Despite pockets of poverty, Henderson is filled with silver linings. The Vance County Economic Development Commission promotes the area as “The Leading Edge of the Research Triangle,” with Durham just 40 miles away and Interstate 85 running right through the northern edge of the city. Industry has indeed come: Seattle-based Pacific Coast Feather Co. makes pillows and employs more than 250 people in Vance County. Iams Co., maker of pet food,and International Paper Co. together employ more than 200. There’s also Semprius, a Durham semiconductor firm which promised in 2011 to create more than 250 jobs at its solar-cell plant here.
Despite a few empty stores, downtown Henderson shows some signs of vitality. It has a yoga and pilates studio; a shop called Down to Earth that sells herbs, plants, bulk teas and vitamins; and an arts, crafts and antiques emporium called Mainstreet Marketplace, a mini-mall where local artists sell their creations.
Much of small-town Americana still endures in Henderson, from the architecture of downtown to the drive-in movie theater — one of a precious few still operating — on the city’s southern outskirts. The Raleigh Road Outdoor Theater looms along U.S. 1 like a monument to ’57 Chevys and doo-wop. On Wednesday through Sunday nights during the summer, and on weekend nights in the fall and spring, cars pack the place. “We get people from Wake Forest and Raleigh on a weekly basis,” says Christina Fulcher, 31, who’s been coming to the theater since she was a baby. Now, she brings her own children, as do many other moms and dads, to experience something that has largely faded from the American scene.
Longtime residents of Henderson, like people in towns across America, often can’t help but look at yesteryear through rose-tinted glasses. But in a town with so many Roses, local boosters say, with enough exposure, Henderson can bloom again.

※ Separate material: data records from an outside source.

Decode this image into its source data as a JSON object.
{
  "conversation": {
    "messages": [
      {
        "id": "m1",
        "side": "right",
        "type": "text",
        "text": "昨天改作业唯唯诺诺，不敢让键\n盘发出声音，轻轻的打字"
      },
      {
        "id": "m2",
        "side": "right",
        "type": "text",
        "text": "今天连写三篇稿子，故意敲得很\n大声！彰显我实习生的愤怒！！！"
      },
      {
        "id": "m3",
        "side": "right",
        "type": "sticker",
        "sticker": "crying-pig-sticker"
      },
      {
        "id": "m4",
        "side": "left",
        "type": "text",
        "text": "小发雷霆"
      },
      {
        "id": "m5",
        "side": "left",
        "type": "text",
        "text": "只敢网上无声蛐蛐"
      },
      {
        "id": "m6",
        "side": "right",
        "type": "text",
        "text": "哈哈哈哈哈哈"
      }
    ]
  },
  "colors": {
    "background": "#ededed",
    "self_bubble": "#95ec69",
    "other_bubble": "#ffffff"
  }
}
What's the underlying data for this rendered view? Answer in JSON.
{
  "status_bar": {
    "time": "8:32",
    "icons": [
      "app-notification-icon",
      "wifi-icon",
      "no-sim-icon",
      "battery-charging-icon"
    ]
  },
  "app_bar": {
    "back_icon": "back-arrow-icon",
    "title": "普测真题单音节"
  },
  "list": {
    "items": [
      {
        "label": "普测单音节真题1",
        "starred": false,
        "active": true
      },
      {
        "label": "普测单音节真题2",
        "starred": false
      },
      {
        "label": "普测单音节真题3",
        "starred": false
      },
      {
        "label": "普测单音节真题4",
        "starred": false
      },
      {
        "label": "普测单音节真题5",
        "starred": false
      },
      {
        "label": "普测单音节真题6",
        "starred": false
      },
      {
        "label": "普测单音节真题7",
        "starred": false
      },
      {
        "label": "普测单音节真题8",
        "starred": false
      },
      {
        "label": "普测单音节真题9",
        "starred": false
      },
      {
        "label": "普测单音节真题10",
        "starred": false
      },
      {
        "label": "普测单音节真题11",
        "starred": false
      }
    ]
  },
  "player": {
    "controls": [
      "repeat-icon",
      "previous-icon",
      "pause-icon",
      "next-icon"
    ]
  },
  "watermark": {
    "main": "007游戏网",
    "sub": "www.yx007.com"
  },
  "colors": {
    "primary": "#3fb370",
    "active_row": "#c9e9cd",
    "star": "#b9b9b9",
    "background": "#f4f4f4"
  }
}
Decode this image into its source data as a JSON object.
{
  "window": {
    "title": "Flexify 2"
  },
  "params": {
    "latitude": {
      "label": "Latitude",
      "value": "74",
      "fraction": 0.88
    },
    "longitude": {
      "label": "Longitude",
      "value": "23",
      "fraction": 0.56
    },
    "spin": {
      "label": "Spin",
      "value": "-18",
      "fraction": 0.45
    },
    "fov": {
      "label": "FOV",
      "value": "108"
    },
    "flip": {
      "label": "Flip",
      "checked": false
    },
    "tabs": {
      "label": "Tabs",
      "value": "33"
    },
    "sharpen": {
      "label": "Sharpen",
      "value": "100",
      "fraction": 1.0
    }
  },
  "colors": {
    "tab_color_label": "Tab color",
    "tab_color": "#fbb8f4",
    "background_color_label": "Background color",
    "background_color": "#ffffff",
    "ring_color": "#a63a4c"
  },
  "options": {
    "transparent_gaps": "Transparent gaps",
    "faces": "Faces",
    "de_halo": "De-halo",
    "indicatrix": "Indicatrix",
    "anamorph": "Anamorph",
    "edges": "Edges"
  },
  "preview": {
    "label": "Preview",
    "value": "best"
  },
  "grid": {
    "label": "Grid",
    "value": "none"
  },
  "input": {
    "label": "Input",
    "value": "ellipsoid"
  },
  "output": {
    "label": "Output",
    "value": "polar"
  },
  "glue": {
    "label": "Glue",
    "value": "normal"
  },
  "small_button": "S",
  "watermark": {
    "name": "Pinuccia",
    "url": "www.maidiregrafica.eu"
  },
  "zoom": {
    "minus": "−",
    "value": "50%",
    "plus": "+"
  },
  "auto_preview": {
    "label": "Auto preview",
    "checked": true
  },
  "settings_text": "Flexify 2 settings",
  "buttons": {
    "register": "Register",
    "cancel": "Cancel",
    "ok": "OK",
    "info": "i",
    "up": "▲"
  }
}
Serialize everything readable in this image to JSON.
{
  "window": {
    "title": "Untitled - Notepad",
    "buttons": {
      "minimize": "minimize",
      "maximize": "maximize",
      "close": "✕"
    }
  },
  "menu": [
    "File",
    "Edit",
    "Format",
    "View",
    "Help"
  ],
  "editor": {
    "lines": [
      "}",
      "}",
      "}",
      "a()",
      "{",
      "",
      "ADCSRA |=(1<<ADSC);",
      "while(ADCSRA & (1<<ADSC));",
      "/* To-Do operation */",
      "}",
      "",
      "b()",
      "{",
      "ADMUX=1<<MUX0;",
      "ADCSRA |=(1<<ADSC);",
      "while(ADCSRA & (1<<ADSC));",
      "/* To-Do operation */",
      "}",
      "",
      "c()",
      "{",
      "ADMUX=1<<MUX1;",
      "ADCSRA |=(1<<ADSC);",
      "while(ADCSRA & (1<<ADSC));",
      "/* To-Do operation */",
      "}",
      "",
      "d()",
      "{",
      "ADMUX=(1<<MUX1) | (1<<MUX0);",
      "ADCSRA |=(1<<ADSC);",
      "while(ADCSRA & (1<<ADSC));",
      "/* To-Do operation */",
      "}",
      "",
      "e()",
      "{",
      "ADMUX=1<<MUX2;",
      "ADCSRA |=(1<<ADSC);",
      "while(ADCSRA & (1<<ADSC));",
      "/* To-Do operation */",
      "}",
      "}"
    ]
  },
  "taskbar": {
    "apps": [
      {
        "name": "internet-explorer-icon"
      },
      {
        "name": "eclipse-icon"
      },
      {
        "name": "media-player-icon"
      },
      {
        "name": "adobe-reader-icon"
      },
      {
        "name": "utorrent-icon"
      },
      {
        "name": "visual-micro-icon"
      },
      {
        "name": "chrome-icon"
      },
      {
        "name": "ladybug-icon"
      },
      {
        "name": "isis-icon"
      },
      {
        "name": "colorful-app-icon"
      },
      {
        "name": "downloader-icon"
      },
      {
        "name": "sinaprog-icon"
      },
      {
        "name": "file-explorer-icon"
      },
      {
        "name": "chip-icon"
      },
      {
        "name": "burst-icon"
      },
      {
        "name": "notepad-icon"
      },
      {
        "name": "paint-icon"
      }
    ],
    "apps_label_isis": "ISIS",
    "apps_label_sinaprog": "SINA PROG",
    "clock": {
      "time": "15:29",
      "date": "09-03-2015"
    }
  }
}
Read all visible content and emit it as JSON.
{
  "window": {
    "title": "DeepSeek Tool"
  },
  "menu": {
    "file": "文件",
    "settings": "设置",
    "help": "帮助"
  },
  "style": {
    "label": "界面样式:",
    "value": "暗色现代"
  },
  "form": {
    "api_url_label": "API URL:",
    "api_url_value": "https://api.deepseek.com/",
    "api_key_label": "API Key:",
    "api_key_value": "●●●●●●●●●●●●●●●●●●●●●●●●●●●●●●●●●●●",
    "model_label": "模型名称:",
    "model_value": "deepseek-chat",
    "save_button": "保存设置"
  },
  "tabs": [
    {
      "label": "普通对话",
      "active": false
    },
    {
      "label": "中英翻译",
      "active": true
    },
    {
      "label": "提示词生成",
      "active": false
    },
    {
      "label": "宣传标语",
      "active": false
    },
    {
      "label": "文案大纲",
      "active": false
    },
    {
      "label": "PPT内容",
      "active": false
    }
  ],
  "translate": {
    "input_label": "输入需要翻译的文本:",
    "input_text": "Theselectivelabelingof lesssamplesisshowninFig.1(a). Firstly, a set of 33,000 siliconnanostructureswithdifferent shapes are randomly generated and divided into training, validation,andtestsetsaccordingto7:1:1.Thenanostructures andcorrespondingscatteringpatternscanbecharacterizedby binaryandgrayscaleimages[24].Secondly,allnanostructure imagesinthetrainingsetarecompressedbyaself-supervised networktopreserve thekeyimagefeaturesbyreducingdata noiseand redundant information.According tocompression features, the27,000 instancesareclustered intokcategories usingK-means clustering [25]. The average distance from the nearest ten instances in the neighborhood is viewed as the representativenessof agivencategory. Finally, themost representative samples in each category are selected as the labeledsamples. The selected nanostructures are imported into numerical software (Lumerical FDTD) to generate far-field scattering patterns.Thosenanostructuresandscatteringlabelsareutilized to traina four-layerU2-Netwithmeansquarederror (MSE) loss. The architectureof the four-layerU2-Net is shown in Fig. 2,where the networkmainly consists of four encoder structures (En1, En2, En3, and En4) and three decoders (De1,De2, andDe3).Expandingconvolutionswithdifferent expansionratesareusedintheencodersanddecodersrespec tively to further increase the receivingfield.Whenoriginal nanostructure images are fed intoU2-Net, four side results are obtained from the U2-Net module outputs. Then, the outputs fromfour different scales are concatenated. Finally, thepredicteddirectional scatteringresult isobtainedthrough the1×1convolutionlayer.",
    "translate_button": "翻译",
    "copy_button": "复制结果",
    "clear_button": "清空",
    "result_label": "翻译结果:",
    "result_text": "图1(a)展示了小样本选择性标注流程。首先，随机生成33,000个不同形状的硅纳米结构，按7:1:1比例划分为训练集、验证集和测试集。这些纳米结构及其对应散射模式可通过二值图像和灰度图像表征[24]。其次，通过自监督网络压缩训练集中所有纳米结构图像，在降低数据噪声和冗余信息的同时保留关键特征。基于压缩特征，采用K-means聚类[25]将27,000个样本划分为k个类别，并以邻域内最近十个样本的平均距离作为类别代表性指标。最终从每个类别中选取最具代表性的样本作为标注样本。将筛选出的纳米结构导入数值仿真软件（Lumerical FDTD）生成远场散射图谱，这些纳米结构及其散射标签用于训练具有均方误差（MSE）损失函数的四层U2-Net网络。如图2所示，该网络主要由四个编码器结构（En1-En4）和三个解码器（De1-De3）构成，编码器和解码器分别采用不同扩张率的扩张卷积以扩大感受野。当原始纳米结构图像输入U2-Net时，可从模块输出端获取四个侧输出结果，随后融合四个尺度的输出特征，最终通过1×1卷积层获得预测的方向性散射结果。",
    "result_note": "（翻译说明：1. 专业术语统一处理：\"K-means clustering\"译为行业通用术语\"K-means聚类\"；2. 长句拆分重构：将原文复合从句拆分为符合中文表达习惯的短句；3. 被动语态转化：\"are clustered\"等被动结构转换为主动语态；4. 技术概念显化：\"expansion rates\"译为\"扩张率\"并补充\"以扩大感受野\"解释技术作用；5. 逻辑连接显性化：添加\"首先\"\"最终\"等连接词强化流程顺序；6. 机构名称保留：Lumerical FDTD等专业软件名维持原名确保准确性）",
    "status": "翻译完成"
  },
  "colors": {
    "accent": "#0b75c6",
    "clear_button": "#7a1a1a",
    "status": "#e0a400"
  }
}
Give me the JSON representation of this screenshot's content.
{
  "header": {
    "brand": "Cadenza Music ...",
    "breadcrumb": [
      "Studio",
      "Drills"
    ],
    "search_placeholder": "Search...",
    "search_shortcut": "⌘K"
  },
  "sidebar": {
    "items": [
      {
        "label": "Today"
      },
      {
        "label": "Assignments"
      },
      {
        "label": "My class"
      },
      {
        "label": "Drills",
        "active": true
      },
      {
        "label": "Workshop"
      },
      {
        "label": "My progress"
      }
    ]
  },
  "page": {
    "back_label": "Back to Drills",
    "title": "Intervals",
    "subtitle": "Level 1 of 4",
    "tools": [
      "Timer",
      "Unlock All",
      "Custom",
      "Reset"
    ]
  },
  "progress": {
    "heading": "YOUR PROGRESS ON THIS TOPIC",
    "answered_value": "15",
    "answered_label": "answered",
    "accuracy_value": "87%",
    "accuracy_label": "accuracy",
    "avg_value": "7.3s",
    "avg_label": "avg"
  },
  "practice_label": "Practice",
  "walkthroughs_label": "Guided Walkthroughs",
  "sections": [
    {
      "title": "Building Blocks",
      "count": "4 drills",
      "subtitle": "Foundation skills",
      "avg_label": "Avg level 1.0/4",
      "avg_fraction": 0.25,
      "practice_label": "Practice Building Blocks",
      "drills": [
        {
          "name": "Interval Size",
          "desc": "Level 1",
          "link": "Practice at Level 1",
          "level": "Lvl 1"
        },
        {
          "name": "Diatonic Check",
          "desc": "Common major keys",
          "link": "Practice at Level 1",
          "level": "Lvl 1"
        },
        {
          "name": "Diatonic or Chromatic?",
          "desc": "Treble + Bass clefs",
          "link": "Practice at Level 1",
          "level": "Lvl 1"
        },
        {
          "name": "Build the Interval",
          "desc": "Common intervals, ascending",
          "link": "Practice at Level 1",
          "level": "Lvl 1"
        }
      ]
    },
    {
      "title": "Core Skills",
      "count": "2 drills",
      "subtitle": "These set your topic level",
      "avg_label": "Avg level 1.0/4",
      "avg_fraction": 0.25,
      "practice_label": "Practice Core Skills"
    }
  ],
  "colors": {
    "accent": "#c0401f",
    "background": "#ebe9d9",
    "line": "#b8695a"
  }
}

Bryan Mims is a Raleigh-based writer and broadcast journalist.